SOURCE INFORMATION ::

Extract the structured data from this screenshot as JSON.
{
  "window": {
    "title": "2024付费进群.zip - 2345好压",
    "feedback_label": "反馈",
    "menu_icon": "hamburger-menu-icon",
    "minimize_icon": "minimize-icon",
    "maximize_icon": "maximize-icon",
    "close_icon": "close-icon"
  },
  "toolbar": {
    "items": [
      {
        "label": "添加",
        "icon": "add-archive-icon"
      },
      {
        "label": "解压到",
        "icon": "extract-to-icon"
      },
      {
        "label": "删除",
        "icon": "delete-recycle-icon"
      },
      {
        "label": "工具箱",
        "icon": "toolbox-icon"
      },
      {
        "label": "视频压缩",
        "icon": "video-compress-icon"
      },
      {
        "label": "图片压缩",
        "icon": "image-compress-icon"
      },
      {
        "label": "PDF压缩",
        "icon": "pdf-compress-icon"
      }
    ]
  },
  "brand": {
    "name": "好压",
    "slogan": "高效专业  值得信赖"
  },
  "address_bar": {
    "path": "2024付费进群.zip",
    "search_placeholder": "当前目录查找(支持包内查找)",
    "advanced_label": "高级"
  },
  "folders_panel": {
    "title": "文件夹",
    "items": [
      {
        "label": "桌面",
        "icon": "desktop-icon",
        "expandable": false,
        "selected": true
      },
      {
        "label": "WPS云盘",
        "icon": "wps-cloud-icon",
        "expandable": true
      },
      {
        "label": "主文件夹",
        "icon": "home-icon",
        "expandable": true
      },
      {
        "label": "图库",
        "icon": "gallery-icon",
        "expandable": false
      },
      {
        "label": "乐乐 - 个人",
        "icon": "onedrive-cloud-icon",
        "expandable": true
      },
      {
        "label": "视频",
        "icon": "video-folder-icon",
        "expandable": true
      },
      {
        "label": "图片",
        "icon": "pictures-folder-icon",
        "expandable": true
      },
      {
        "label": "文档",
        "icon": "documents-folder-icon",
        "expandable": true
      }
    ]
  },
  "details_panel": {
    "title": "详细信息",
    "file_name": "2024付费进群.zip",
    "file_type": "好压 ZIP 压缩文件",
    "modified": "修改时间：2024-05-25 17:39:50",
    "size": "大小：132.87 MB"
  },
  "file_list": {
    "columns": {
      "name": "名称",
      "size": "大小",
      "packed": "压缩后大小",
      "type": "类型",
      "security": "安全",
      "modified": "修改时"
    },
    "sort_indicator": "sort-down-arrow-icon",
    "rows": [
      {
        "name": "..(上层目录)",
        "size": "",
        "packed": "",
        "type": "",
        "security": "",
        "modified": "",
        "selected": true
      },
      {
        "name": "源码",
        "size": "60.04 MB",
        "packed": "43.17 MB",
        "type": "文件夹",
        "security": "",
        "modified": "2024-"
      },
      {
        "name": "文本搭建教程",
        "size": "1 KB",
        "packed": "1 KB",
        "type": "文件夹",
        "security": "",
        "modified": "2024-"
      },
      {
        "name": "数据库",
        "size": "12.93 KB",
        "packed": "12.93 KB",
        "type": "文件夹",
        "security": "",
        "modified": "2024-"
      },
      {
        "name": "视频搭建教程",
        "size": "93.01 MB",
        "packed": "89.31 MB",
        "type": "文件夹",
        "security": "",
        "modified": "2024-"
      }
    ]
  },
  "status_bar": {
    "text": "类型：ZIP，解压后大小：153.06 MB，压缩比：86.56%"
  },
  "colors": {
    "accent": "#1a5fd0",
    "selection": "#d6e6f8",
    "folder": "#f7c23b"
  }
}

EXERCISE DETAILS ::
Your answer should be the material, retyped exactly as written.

RESULT FOR THIS EXERCISE ::
Extract the structured data from this screenshot as JSON.
{
  "window": {
    "title": "2024付费进群.zip - 2345好压",
    "feedback_label": "反馈",
    "menu_icon": "hamburger-menu-icon",
    "minimize_icon": "minimize-icon",
    "maximize_icon": "maximize-icon",
    "close_icon": "close-icon"
  },
  "toolbar": {
    "items": [
      {
        "label": "添加",
        "icon": "add-archive-icon"
      },
      {
        "label": "解压到",
        "icon": "extract-to-icon"
      },
      {
        "label": "删除",
        "icon": "delete-recycle-icon"
      },
      {
        "label": "工具箱",
        "icon": "toolbox-icon"
      },
      {
        "label": "视频压缩",
        "icon": "video-compress-icon"
      },
      {
        "label": "图片压缩",
        "icon": "image-compress-icon"
      },
      {
        "label": "PDF压缩",
        "icon": "pdf-compress-icon"
      }
    ]
  },
  "brand": {
    "name": "好压",
    "slogan": "高效专业  值得信赖"
  },
  "address_bar": {
    "path": "2024付费进群.zip",
    "search_placeholder": "当前目录查找(支持包内查找)",
    "advanced_label": "高级"
  },
  "folders_panel": {
    "title": "文件夹",
    "items": [
      {
        "label": "桌面",
        "icon": "desktop-icon",
        "expandable": false,
        "selected": true
      },
      {
        "label": "WPS云盘",
        "icon": "wps-cloud-icon",
        "expandable": true
      },
      {
        "label": "主文件夹",
        "icon": "home-icon",
        "expandable": true
      },
      {
        "label": "图库",
        "icon": "gallery-icon",
        "expandable": false
      },
      {
        "label": "乐乐 - 个人",
        "icon": "onedrive-cloud-icon",
        "expandable": true
      },
      {
        "label": "视频",
        "icon": "video-folder-icon",
        "expandable": true
      },
      {
        "label": "图片",
        "icon": "pictures-folder-icon",
        "expandable": true
      },
      {
        "label": "文档",
        "icon": "documents-folder-icon",
        "expandable": true
      }
    ]
  },
  "details_panel": {
    "title": "详细信息",
    "file_name": "2024付费进群.zip",
    "file_type": "好压 ZIP 压缩文件",
    "modified": "修改时间：2024-05-25 17:39:50",
    "size": "大小：132.87 MB"
  },
  "file_list": {
    "columns": {
      "name": "名称",
      "size": "大小",
      "packed": "压缩后大小",
      "type": "类型",
      "security": "安全",
      "modified": "修改时"
    },
    "sort_indicator": "sort-down-arrow-icon",
    "rows": [
      {
        "name": "..(上层目录)",
        "size": "",
        "packed": "",
        "type": "",
        "security": "",
        "modified": "",
        "selected": true
      },
      {
        "name": "源码",
        "size": "60.04 MB",
        "packed": "43.17 MB",
        "type": "文件夹",
        "security": "",
        "modified": "2024-"
      },
      {
        "name": "文本搭建教程",
        "size": "1 KB",
        "packed": "1 KB",
        "type": "文件夹",
        "security": "",
        "modified": "2024-"
      },
      {
        "name": "数据库",
        "size": "12.93 KB",
        "packed": "12.93 KB",
        "type": "文件夹",
        "security": "",
        "modified": "2024-"
      },
      {
        "name": "视频搭建教程",
        "size": "93.01 MB",
        "packed": "89.31 MB",
        "type": "文件夹",
        "security": "",
        "modified": "2024-"
      }
    ]
  },
  "status_bar": {
    "text": "类型：ZIP，解压后大小：153.06 MB，压缩比：86.56%"
  },
  "colors": {
    "accent": "#1a5fd0",
    "selection": "#d6e6f8",
    "folder": "#f7c23b"
  }
}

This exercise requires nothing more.